- _ASSIGNMENT_: The records that follow need to be output exactly as they are.

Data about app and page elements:
=== Section Start ===

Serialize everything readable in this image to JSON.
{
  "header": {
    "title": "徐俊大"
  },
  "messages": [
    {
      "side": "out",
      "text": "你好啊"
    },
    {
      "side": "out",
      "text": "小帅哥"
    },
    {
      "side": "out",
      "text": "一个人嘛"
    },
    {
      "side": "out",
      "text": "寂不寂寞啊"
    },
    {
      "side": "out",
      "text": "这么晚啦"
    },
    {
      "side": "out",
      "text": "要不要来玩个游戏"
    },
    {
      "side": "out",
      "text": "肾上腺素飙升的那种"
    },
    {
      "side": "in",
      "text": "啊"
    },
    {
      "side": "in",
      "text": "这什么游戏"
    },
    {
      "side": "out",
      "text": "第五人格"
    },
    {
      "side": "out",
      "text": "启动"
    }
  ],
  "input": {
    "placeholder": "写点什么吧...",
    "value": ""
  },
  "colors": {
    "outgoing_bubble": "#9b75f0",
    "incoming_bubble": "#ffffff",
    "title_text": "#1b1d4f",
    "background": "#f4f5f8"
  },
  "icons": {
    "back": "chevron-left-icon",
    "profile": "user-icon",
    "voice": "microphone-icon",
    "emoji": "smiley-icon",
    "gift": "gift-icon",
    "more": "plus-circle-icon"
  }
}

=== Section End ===

- _EXERCISE RESPONSE_:
Serialize everything readable in this image to JSON.
{
  "header": {
    "title": "徐俊大"
  },
  "messages": [
    {
      "side": "out",
      "text": "你好啊"
    },
    {
      "side": "out",
      "text": "小帅哥"
    },
    {
      "side": "out",
      "text": "一个人嘛"
    },
    {
      "side": "out",
      "text": "寂不寂寞啊"
    },
    {
      "side": "out",
      "text": "这么晚啦"
    },
    {
      "side": "out",
      "text": "要不要来玩个游戏"
    },
    {
      "side": "out",
      "text": "肾上腺素飙升的那种"
    },
    {
      "side": "in",
      "text": "啊"
    },
    {
      "side": "in",
      "text": "这什么游戏"
    },
    {
      "side": "out",
      "text": "第五人格"
    },
    {
      "side": "out",
      "text": "启动"
    }
  ],
  "input": {
    "placeholder": "写点什么吧...",
    "value": ""
  },
  "colors": {
    "outgoing_bubble": "#9b75f0",
    "incoming_bubble": "#ffffff",
    "title_text": "#1b1d4f",
    "background": "#f4f5f8"
  },
  "icons": {
    "back": "chevron-left-icon",
    "profile": "user-icon",
    "voice": "microphone-icon",
    "emoji": "smiley-icon",
    "gift": "gift-icon",
    "more": "plus-circle-icon"
  }
}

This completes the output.